The third tropical depression of the 2020 Atlantic Hurricane Season, which happens to officially start today, has formed and is expected to become Tropical Storm Cristobal soon. The storm is likely to impact the U.S. Gulf Coast in time.
As of 5pm ET, the center of Tropical Depression Three was located near latitude 19.6 North, longitude 91.2 West. The depression is moving toward the west-northwest near 7 mph and this motion at a slower forward speed is expected tonight. The depression is forecast by the National Hurricane Center to turn west-southwestward or southward at a slower forward speed on Tuesday, and meander over the southern Bay of Campeche through late Wednesday. On the forecast track, the center of the cyclone is forecast to be near the coast of the southern Bay of Campeche Tuesday night through Thursday. For now, maximum sustained winds are near 30 mph with higher gusts. The estimated minimum central pressure is 1007 mb or 29.74 inches.
The National Hurricane Center expects gradual strengthening of this system over the next several days; the depression is expected to be upgraded to tropical storm status later tonight or tomorrow. When the storm becomes a Tropical Storm, it will be named Cristobal.
This storm will bring many hazards to Central America for now. Tropical Depression Three is expected to produce rain accumulations of 10-15″ over parts of the Mexican states of Tabasco and Veracruz and adjacent portions of Guatemala. 5-10″ are expected over parts of El Salvador and Honduras. The National Hurricane Center warns that there could also be isolated maximum rainfall amounts of 20″ in the Mexican states of Tabasco, Veracruz, Oaxaca and portions of Guatemala. This rainfall may produce life-threatening flash floods and mudslides.

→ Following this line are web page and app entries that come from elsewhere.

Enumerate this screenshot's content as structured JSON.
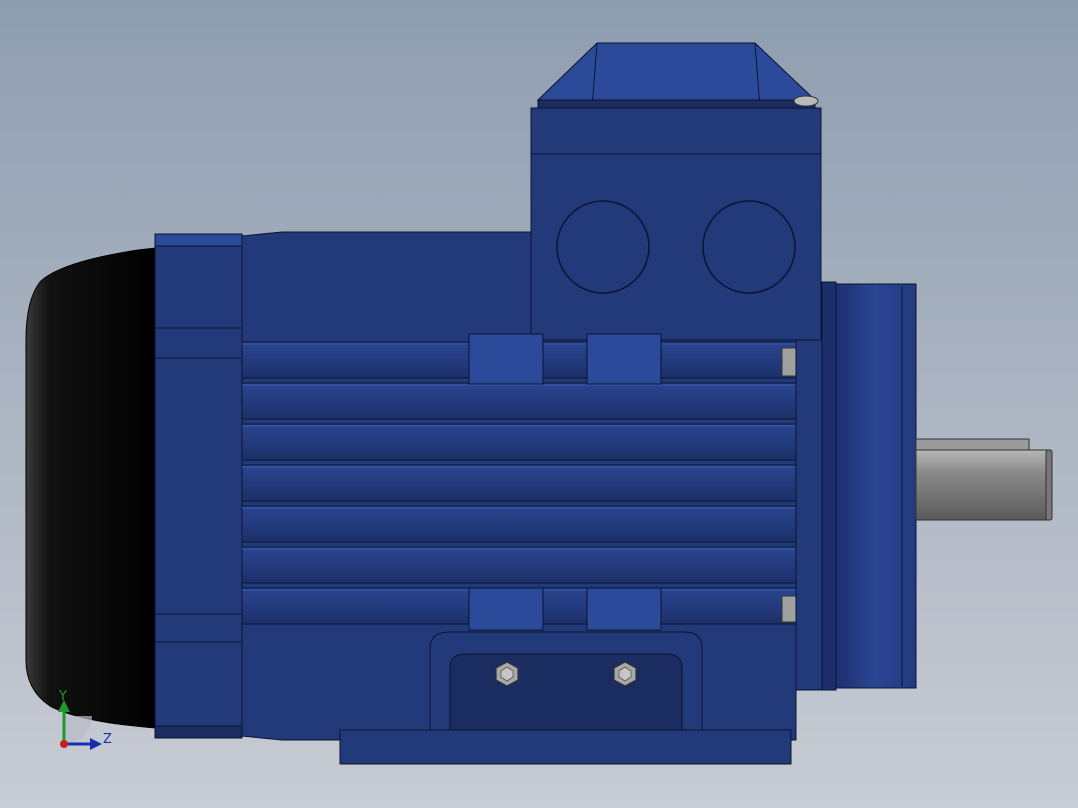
{
  "viewport": {
    "background_top": "#8e9db0",
    "background_bottom": "#c8ccd4"
  },
  "model": {
    "body_color": "#22397a",
    "body_dark": "#1a2c60",
    "body_light": "#2c4a9a",
    "edge_color": "#0b1430",
    "fan_cover_color": "#050505",
    "shaft_color": "#8a8a8a",
    "bolt_color": "#9a9a9a"
  },
  "triad": {
    "y_label": "Y",
    "z_label": "Z",
    "y_color": "#1f9a2a",
    "z_color": "#1a2fb0",
    "origin_color": "#c81d1d"
  }
}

Tropical Storm – force winds are expected to lash portions of the Mexican coast tomorrow night. Because of that, the government of Mexico has issued a Tropical Storm Warning from Campeche westward to Puerto de Veracruz.
The storm is expected to be Tropical Storm Cristobal and in the middle of the Gulf of Mexico by Saturday afternoon. It is not yet known with a high degree of certainty how strong the storm will become or where exactly it’ll go. Because of that, residents of the entire U.S. Gulf coast should prepare for the possibility of the storm’s arriva
With impacts to the United States possible in the coming days, the National Hurricane Center recommends that people develop a written action plan, consider helping neighbors in their planning process, make sure their homes are strengthened prior to being threatened by a tropical system, make sure insurance is in-order, stock up on essential supplies, develop an evacuation plan, and ultimately identify and determine any risks you may face from a storm.
Experts with the Tropical Meteorology Project at CSU believe the upcoming hurricane season will be a particularly busy one with increased chances of a landfalling tropical system compared to typical seasons. NOAA also unveiled their seasonal outlook in May, showing an active season with an above normal volume of storms expected in the Atlantic basin. The Atlantic Hurricane season runs from today through November 30, 2020.